We went up to see further springs, where we pulled over and Rui insisted on us tasting some of the water that was pouring forth from the very ground. Carol and Lynne gave it a whirl, and by the looks on their faces, Evian wasn’t going to be shivering in its boots anytime soon.
Sao Miguel is known for its lakes – Furnas, Fire and Sete Cidades – and we were going to manage two in the one day. We had already seen Furnas and were now heading to Fire Lake, making our way along twisting roads. Before we got there Rui pulled over and explained that we were going to see the Caldeira Velha with a pool of warm water at the bottom of a waterfall. Apparently people used to be able to drive in, but the road has since been turned into a footpath. I obviously never saw the original road, but I have to say that walking along and getting a bird’s-eye view of the immense trees and plants was a wonderful experience. You almost felt as though you were walking through a giant’s forest; all the leaves and branches just seemed larger than life.
A few inclines in the path reminded us how out of shape we all were. I considered asking Rui for a piggyback ride, but then figured that would probably cost extra.
When we got to the pool and the waterfall we were just able to sit and take it all in – it was honestly like something out of a fairy tale. Some travellers bathe in the pool, but as we didn’t have a change of clothes with us and weren’t terribly inclined anyway, we were satisfied to look at it rather than take a dip. The edge of the pool was brown, stained by the high percentage of minerals in the water that ran over it every day, and the entire scene was surrounded by the well-maintained vegetation of the park. This is something that visitors will notice in the Azores – parks and historic locations are fiercely protected and maintained to ensure that they do not deteriorate.
Reinvigorated by our stop, we skipped back to the car and went on to see the majestic Fire Lake from above. By this point we were about 3,000 feet up and our ears were popping appropriately. Again, even with the cloud cover, it was a picture postcard and we could see people dotted along the shore far below.
One of our final stops was the only operational tea plantation in Europe, the Gorreana Tea Plantation, which featured antique machinery and a tour that took us through the process from freshly picked leaves to the finished product, which you could buy in the gift store. Green tea, black tea, orange pekoe…we tried it all. I was hoping someone would come and read my tea leaves and tell me I was coming back to the Azores in the near future.
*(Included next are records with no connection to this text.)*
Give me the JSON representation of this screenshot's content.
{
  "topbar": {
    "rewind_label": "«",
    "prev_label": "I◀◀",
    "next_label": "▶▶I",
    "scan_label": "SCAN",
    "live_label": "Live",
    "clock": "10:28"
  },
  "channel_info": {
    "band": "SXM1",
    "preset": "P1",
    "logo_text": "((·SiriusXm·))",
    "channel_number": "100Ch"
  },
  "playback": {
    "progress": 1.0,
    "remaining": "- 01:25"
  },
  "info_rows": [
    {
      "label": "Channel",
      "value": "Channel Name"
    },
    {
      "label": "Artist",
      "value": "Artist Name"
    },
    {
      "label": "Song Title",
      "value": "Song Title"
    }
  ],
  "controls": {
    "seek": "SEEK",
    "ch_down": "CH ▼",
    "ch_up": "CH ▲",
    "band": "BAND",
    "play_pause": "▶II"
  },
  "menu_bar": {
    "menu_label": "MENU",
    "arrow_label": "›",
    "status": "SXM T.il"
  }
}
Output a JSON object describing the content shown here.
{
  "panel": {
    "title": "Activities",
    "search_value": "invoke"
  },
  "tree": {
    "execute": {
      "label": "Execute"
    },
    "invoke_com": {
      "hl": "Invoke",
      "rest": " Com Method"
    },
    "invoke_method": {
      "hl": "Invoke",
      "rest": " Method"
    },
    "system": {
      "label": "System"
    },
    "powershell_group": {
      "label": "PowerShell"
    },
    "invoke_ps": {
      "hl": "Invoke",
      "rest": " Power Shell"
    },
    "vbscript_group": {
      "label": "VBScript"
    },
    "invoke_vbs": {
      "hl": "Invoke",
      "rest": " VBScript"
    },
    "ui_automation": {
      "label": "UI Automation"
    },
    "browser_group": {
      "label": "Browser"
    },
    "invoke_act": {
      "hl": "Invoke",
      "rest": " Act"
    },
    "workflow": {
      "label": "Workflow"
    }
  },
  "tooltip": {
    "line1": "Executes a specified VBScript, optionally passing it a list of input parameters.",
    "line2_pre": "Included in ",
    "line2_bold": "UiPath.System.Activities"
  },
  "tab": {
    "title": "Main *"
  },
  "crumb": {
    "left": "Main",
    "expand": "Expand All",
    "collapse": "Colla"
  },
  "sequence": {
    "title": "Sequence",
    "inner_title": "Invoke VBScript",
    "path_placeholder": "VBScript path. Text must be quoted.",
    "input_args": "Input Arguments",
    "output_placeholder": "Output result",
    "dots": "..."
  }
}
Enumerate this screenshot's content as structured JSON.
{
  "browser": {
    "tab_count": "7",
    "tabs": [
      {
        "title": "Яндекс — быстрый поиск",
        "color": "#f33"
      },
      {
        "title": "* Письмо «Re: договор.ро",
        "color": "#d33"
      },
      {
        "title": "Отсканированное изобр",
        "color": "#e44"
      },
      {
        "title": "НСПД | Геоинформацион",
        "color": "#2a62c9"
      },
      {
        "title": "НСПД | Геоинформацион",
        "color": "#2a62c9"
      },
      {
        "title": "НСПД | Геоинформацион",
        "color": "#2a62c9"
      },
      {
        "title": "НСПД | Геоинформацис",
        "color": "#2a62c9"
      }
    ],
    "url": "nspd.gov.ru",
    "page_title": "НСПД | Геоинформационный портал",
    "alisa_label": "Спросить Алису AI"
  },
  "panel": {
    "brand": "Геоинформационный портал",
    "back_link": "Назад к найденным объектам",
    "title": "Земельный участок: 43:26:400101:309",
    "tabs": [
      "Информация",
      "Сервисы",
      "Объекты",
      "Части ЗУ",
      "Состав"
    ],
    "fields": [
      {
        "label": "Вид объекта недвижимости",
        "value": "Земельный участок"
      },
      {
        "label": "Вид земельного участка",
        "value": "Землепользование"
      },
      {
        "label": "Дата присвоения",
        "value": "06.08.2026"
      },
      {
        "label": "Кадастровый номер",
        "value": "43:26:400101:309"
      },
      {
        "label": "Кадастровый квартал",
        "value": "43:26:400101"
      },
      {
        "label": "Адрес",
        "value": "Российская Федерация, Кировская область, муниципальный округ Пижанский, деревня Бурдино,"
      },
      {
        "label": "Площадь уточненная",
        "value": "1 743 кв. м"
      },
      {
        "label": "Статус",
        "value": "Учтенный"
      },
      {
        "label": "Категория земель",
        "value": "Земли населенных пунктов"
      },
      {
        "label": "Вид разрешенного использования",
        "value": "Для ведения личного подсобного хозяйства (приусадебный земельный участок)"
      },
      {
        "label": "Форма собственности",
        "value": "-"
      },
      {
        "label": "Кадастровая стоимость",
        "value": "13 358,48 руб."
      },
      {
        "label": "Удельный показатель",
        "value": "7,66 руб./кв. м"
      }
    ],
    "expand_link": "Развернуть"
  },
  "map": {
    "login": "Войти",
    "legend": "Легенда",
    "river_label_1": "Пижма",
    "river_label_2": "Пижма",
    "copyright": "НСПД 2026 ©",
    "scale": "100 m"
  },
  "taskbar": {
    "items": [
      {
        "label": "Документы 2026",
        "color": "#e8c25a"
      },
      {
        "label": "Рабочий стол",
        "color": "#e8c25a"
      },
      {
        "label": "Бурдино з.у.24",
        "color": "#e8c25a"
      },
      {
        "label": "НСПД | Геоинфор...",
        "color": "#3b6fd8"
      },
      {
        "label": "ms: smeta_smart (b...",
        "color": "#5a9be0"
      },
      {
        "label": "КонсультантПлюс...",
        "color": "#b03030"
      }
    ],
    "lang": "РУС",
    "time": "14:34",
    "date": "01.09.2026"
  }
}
The end of the day inevitably came, and our tour guide and now friend Rui finally drove us back to Ponta Delgada so we could grab some quick, free Internet before returning to the ship. He had been one of the best tour guides I have ever encountered, and we were sorry to say goodbye.
If you are considering visiting the Azores, you will definitely want to spend a good few days there to properly explore them. From May to October they are known for their whale-watching season, and as the temperatures are warmer around this time, it is considered their high season for land-based tourists as well. Sata airlines has direct flights from Boston, Toronto and Europe which operate more frequently over the summer.
For the perfect tour guide, or to ask questions about tours of the islands, see Rui Medeiros’ web site at www.rmazorestours.com.
Although they may not be the first destination that would spring to one’s mind when one is planning a vacation, once visited the Azores are not easily forgotten.